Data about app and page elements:
⟨
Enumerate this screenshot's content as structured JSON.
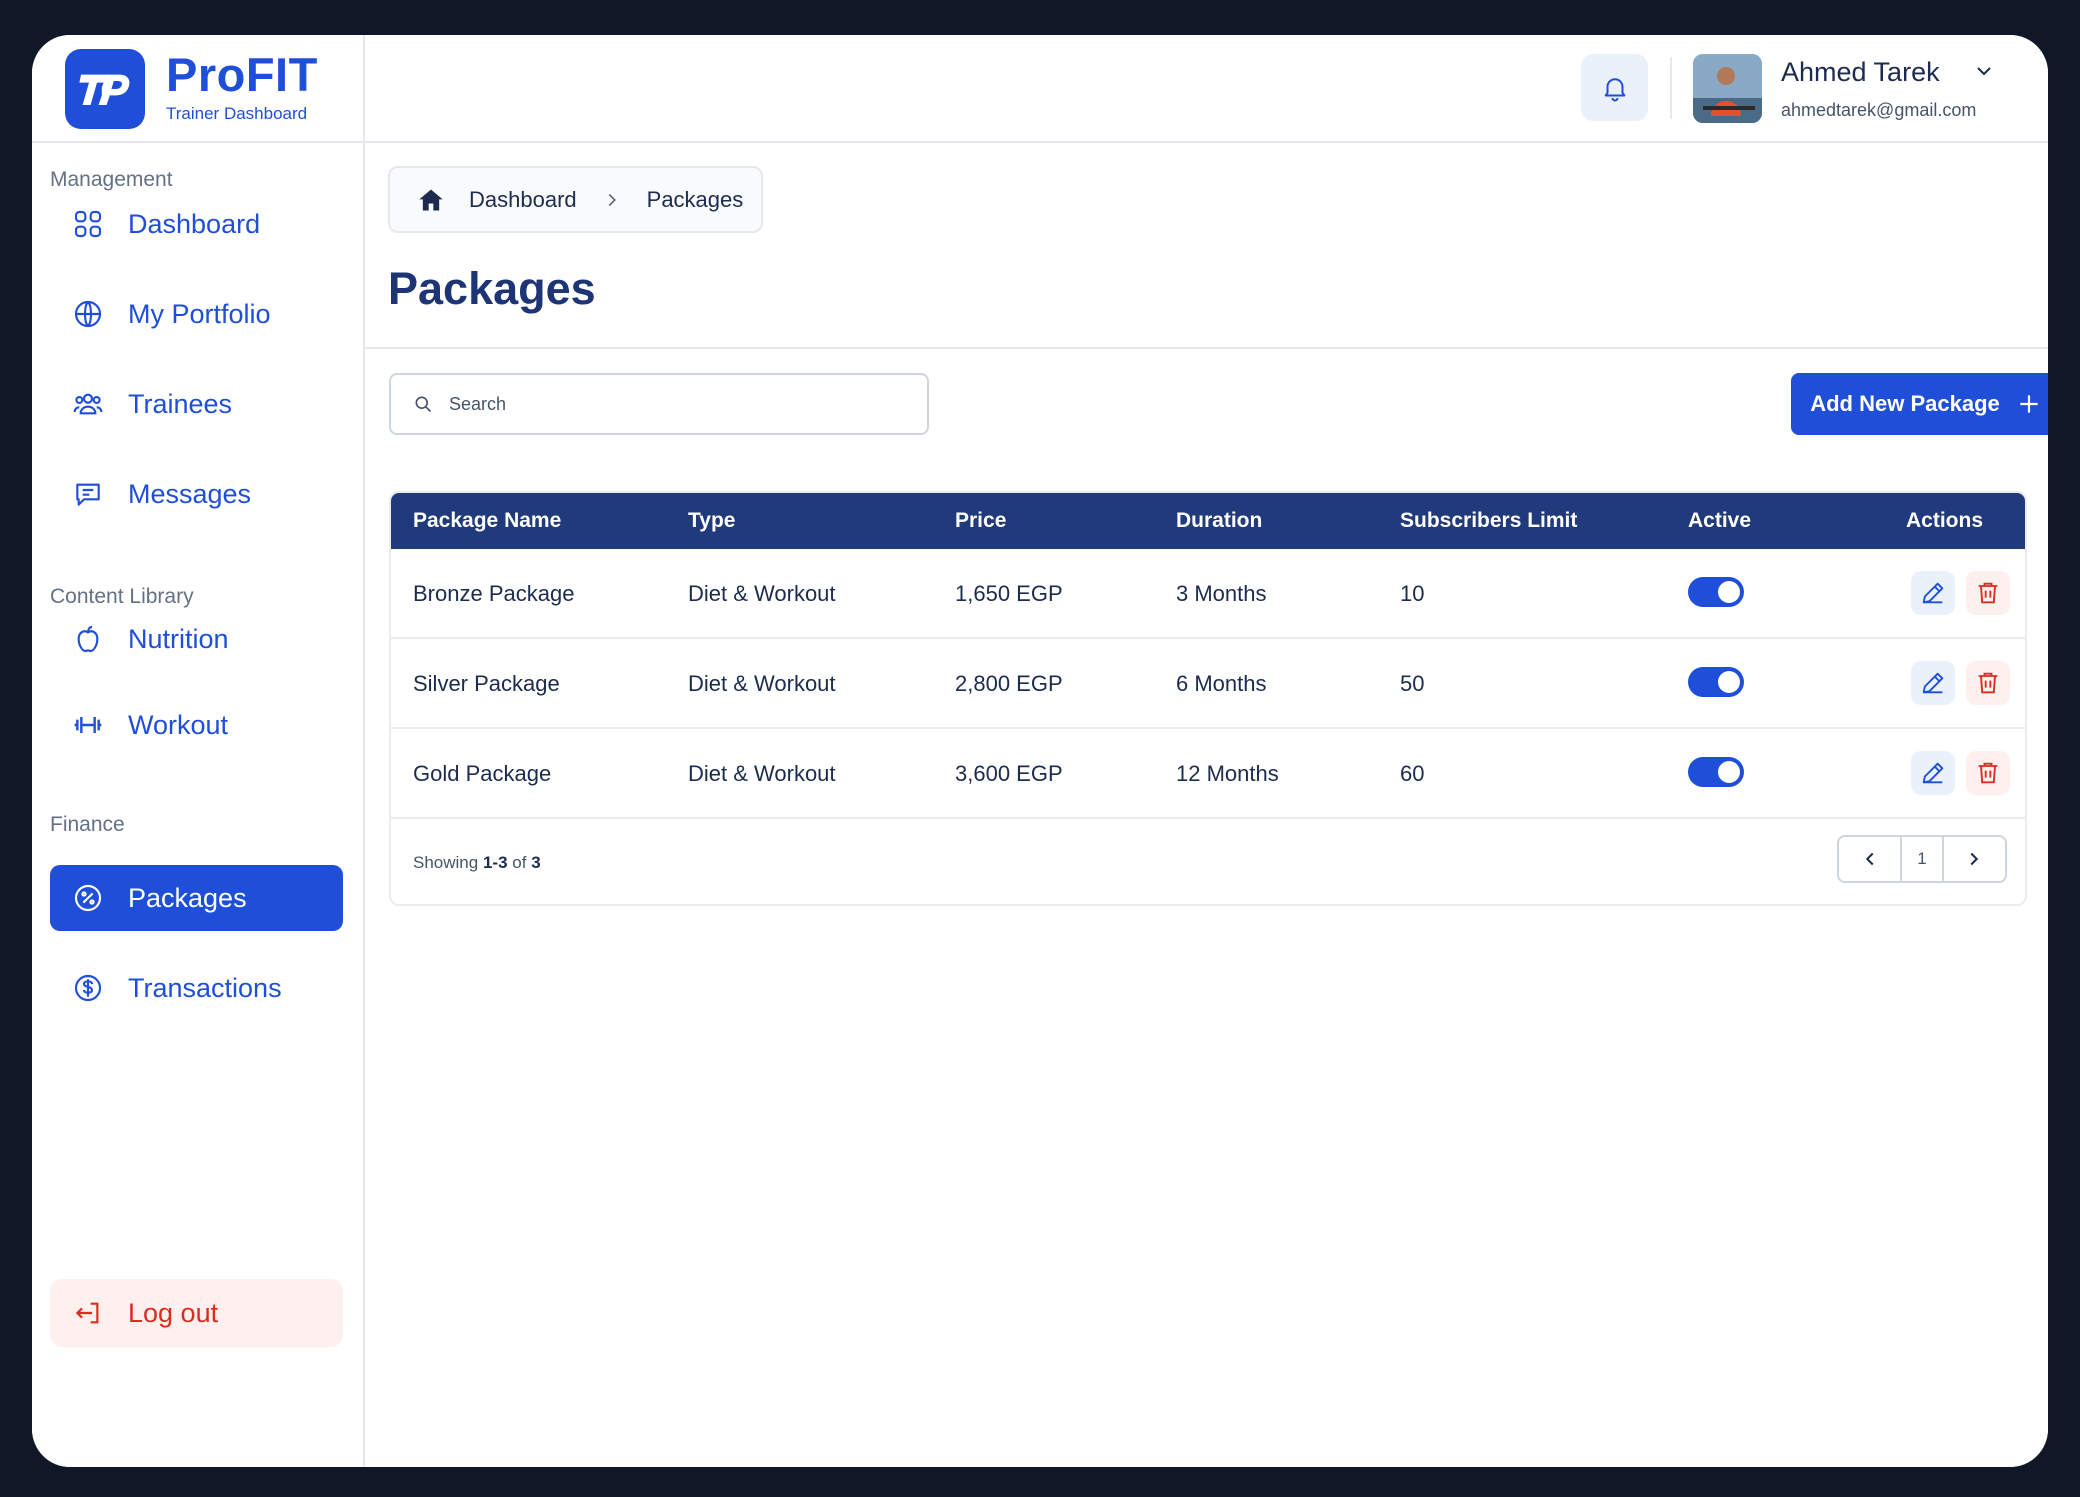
{
  "brand": {
    "name": "ProFIT",
    "subtitle": "Trainer Dashboard"
  },
  "sidebar": {
    "sections": [
      {
        "label": "Management"
      },
      {
        "label": "Content Library"
      },
      {
        "label": "Finance"
      }
    ],
    "items": [
      {
        "label": "Dashboard",
        "icon": "grid-icon"
      },
      {
        "label": "My Portfolio",
        "icon": "globe-icon"
      },
      {
        "label": "Trainees",
        "icon": "users-icon"
      },
      {
        "label": "Messages",
        "icon": "chat-icon"
      },
      {
        "label": "Nutrition",
        "icon": "apple-icon"
      },
      {
        "label": "Workout",
        "icon": "dumbbell-icon"
      },
      {
        "label": "Packages",
        "icon": "percent-badge-icon",
        "active": true
      },
      {
        "label": "Transactions",
        "icon": "dollar-circle-icon"
      }
    ],
    "logout_label": "Log out"
  },
  "header": {
    "user": {
      "name": "Ahmed Tarek",
      "email": "ahmedtarek@gmail.com"
    }
  },
  "breadcrumb": {
    "items": [
      "Dashboard",
      "Packages"
    ]
  },
  "page": {
    "title": "Packages"
  },
  "search": {
    "placeholder": "Search"
  },
  "add_button": {
    "label": "Add New Package"
  },
  "table": {
    "columns": [
      "Package Name",
      "Type",
      "Price",
      "Duration",
      "Subscribers Limit",
      "Active",
      "Actions"
    ],
    "rows": [
      {
        "name": "Bronze Package",
        "type": "Diet & Workout",
        "price": "1,650 EGP",
        "duration": "3 Months",
        "limit": "10",
        "active": true
      },
      {
        "name": "Silver Package",
        "type": "Diet & Workout",
        "price": "2,800 EGP",
        "duration": "6 Months",
        "limit": "50",
        "active": true
      },
      {
        "name": "Gold Package",
        "type": "Diet & Workout",
        "price": "3,600 EGP",
        "duration": "12 Months",
        "limit": "60",
        "active": true
      }
    ]
  },
  "pagination": {
    "showing_prefix": "Showing",
    "range": "1-3",
    "of_word": "of",
    "total": "3",
    "current_page": "1"
  },
  "colors": {
    "primary": "#1f4fd8",
    "header_bg": "#213a7c",
    "danger": "#d92d20",
    "title": "#1d3575"
  }
}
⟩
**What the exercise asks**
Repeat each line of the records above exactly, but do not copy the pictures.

**Answer to this problem**
Enumerate this screenshot's content as structured JSON.
{
  "brand": {
    "name": "ProFIT",
    "subtitle": "Trainer Dashboard"
  },
  "sidebar": {
    "sections": [
      {
        "label": "Management"
      },
      {
        "label": "Content Library"
      },
      {
        "label": "Finance"
      }
    ],
    "items": [
      {
        "label": "Dashboard",
        "icon": "grid-icon"
      },
      {
        "label": "My Portfolio",
        "icon": "globe-icon"
      },
      {
        "label": "Trainees",
        "icon": "users-icon"
      },
      {
        "label": "Messages",
        "icon": "chat-icon"
      },
      {
        "label": "Nutrition",
        "icon": "apple-icon"
      },
      {
        "label": "Workout",
        "icon": "dumbbell-icon"
      },
      {
        "label": "Packages",
        "icon": "percent-badge-icon",
        "active": true
      },
      {
        "label": "Transactions",
        "icon": "dollar-circle-icon"
      }
    ],
    "logout_label": "Log out"
  },
  "header": {
    "user": {
      "name": "Ahmed Tarek",
      "email": "ahmedtarek@gmail.com"
    }
  },
  "breadcrumb": {
    "items": [
      "Dashboard",
      "Packages"
    ]
  },
  "page": {
    "title": "Packages"
  },
  "search": {
    "placeholder": "Search"
  },
  "add_button": {
    "label": "Add New Package"
  },
  "table": {
    "columns": [
      "Package Name",
      "Type",
      "Price",
      "Duration",
      "Subscribers Limit",
      "Active",
      "Actions"
    ],
    "rows": [
      {
        "name": "Bronze Package",
        "type": "Diet & Workout",
        "price": "1,650 EGP",
        "duration": "3 Months",
        "limit": "10",
        "active": true
      },
      {
        "name": "Silver Package",
        "type": "Diet & Workout",
        "price": "2,800 EGP",
        "duration": "6 Months",
        "limit": "50",
        "active": true
      },
      {
        "name": "Gold Package",
        "type": "Diet & Workout",
        "price": "3,600 EGP",
        "duration": "12 Months",
        "limit": "60",
        "active": true
      }
    ]
  },
  "pagination": {
    "showing_prefix": "Showing",
    "range": "1-3",
    "of_word": "of",
    "total": "3",
    "current_page": "1"
  },
  "colors": {
    "primary": "#1f4fd8",
    "header_bg": "#213a7c",
    "danger": "#d92d20",
    "title": "#1d3575"
  }
}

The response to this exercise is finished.